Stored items
-*-*-

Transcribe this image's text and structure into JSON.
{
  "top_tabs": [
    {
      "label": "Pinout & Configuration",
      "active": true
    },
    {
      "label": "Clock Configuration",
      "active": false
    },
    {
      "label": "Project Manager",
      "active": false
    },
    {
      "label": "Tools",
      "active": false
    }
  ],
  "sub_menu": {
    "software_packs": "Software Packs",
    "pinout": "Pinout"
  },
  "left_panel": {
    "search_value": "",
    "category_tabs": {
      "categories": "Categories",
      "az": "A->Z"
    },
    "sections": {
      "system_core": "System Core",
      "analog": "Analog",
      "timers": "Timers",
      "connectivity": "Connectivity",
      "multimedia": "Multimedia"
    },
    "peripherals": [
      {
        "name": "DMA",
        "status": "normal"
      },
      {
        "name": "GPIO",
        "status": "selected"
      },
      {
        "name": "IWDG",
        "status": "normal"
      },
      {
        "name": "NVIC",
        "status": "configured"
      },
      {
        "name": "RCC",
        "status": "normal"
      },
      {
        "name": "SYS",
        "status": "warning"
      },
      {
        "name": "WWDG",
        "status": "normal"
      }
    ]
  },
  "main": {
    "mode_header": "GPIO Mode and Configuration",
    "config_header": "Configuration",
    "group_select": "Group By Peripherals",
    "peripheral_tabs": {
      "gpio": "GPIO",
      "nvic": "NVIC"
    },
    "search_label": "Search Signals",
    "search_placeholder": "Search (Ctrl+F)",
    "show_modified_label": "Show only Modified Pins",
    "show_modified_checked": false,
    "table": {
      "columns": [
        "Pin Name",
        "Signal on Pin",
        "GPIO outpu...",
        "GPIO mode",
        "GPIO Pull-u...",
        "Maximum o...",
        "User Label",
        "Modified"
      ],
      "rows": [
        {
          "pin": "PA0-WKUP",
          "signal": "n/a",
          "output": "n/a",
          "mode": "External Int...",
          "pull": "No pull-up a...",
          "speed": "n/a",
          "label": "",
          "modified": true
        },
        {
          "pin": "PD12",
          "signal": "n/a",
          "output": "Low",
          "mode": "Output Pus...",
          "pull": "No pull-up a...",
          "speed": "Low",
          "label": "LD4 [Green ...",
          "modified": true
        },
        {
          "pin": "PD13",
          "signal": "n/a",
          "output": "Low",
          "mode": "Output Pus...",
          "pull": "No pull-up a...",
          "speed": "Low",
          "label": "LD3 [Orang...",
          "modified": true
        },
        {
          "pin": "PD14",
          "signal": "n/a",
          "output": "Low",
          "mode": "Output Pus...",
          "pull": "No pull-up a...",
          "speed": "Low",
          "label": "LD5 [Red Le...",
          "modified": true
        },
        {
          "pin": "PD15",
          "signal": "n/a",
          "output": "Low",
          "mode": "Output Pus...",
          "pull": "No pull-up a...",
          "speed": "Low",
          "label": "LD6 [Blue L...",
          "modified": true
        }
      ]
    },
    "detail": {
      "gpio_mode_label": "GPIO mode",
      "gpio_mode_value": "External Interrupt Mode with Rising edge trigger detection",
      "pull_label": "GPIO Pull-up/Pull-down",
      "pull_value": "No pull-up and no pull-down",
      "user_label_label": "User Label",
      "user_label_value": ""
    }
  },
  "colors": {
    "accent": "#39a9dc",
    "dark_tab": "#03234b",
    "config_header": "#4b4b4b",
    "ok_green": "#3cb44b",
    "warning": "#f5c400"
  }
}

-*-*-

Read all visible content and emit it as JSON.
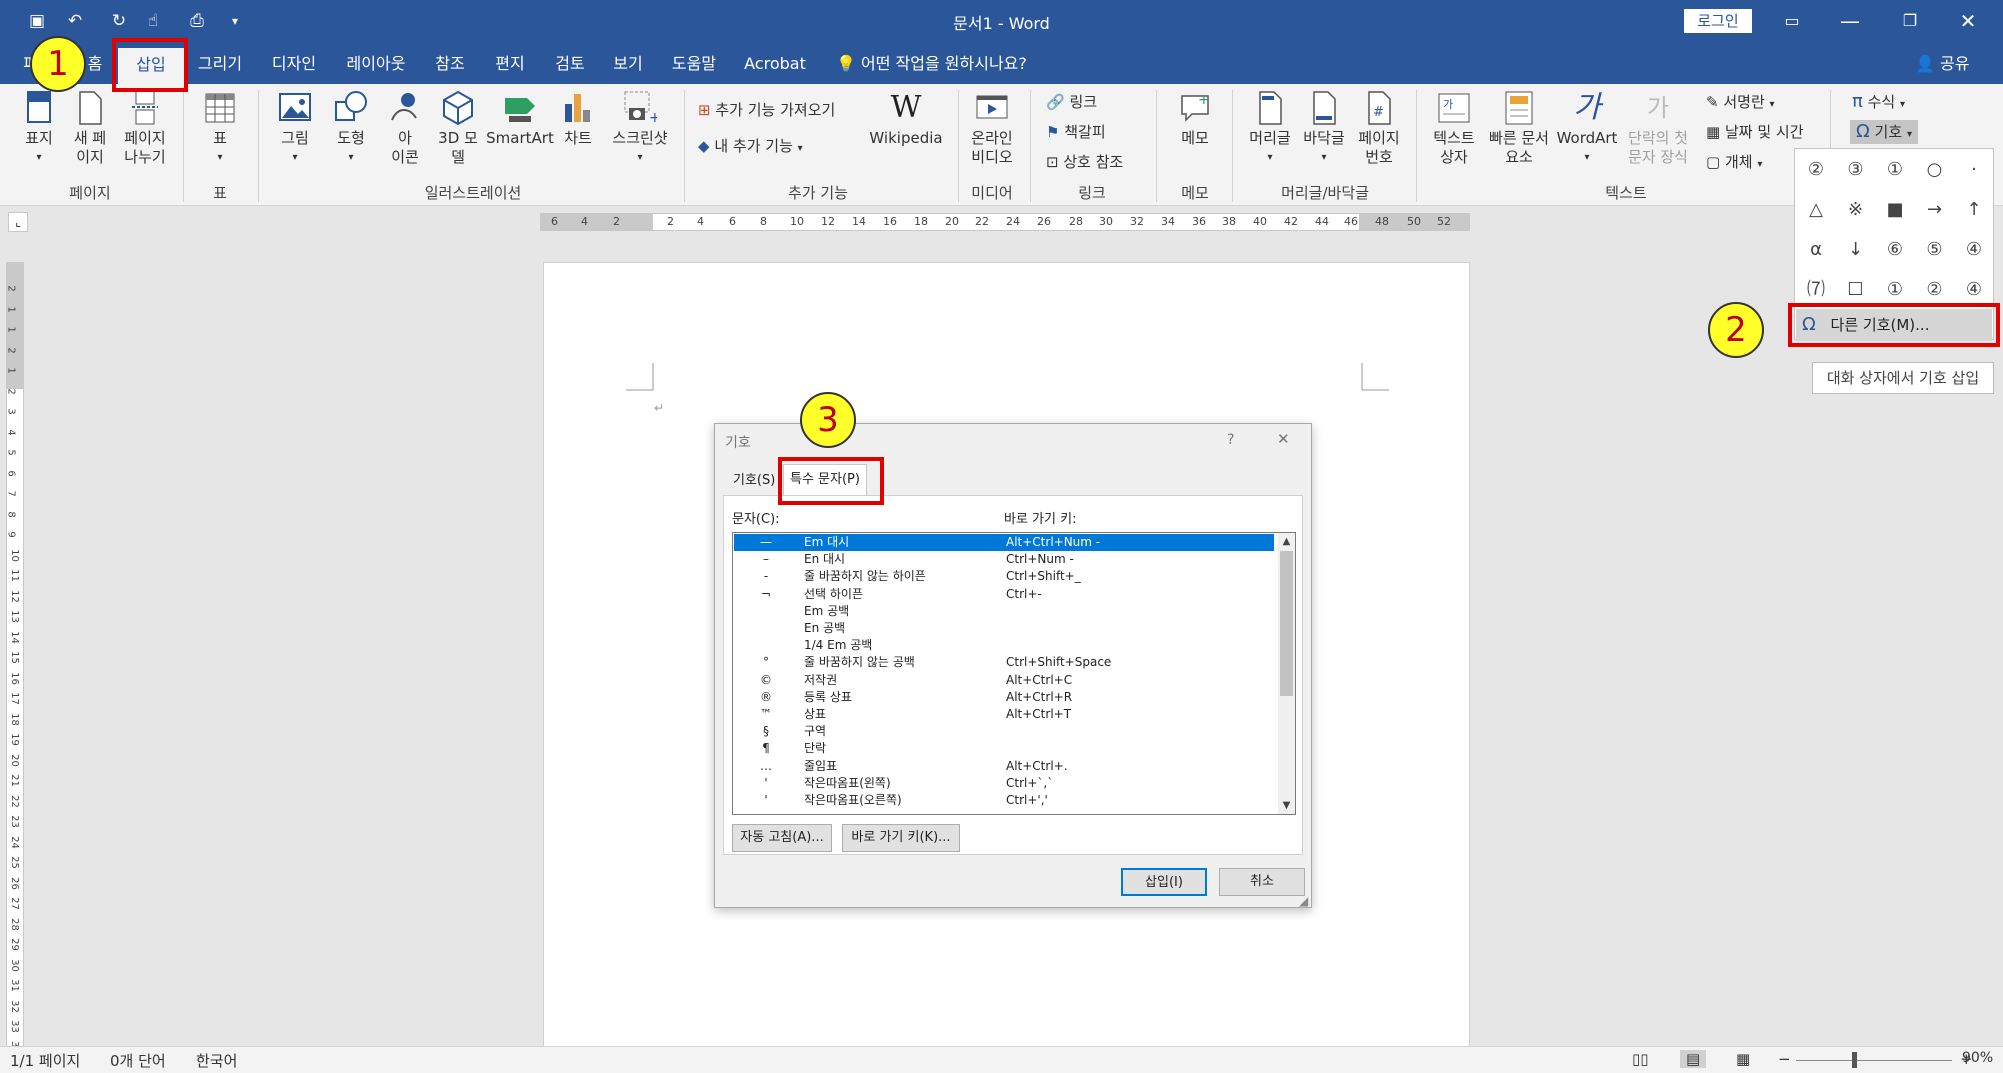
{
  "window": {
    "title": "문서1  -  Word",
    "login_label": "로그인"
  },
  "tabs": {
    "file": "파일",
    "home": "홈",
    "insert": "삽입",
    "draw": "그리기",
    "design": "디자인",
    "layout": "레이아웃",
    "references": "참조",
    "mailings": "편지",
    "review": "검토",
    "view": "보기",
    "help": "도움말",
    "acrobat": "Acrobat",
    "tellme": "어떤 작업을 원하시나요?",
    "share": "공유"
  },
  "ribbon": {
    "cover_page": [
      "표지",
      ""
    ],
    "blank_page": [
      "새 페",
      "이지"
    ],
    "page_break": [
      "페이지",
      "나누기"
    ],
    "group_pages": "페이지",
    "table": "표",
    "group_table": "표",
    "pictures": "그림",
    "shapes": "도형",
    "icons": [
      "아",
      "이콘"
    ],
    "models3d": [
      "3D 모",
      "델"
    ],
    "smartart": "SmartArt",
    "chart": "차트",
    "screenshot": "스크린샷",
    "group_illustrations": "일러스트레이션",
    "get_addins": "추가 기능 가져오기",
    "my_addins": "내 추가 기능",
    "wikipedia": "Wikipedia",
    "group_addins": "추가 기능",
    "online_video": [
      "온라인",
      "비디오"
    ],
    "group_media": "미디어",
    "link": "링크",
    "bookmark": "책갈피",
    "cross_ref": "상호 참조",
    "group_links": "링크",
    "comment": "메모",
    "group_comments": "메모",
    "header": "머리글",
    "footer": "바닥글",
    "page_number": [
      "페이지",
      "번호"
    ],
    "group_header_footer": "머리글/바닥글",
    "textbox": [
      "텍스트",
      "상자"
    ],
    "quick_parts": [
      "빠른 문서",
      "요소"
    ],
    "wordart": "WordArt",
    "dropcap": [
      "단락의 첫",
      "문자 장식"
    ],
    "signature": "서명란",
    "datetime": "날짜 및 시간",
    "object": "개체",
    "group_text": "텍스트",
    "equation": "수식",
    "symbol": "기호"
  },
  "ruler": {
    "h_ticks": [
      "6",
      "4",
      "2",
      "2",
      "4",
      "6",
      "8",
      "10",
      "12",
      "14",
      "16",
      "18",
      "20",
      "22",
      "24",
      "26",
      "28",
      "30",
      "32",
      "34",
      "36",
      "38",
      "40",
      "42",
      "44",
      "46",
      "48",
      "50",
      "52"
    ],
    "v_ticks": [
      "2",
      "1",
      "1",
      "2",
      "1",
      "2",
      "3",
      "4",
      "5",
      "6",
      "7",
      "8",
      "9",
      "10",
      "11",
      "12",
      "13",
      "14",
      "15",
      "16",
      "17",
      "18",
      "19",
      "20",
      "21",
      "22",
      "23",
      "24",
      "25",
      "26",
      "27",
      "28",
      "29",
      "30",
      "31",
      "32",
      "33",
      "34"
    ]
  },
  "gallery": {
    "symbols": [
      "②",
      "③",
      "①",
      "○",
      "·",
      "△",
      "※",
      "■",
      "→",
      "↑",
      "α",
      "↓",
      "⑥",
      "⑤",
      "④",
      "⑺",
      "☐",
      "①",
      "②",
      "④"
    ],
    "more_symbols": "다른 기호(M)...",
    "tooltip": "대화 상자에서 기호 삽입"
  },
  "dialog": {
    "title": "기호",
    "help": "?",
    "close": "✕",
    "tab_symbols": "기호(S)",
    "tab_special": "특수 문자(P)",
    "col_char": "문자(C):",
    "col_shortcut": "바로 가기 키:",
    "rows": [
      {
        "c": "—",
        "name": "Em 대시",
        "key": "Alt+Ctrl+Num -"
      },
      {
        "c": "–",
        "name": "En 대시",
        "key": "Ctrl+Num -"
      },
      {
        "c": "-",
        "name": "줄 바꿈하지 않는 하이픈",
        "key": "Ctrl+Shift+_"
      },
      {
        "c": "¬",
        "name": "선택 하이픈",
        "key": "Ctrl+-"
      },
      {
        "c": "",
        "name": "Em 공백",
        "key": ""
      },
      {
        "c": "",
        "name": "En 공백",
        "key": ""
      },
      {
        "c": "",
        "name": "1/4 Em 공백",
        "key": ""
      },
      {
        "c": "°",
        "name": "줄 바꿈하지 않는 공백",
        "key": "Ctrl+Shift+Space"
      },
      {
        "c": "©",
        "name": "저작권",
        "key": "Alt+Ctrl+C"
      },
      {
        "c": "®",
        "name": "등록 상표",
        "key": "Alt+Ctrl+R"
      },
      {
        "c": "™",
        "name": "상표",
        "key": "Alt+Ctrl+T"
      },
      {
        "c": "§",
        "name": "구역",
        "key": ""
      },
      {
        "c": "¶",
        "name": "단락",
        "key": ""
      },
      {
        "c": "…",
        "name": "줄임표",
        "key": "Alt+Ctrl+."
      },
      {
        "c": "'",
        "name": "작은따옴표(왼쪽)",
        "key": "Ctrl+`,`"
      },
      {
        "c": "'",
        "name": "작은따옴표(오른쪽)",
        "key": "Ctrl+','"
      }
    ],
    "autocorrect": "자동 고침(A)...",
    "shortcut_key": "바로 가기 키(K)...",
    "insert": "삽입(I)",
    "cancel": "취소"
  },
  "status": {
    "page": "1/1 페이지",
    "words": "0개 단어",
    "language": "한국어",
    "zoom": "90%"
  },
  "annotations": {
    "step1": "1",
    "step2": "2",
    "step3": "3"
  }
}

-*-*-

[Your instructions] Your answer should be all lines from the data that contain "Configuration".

[Result of this task]
      "label": "Pinout & Configuration",
      "label": "Clock Configuration",
    "mode_header": "GPIO Mode and Configuration",
    "config_header": "Configuration",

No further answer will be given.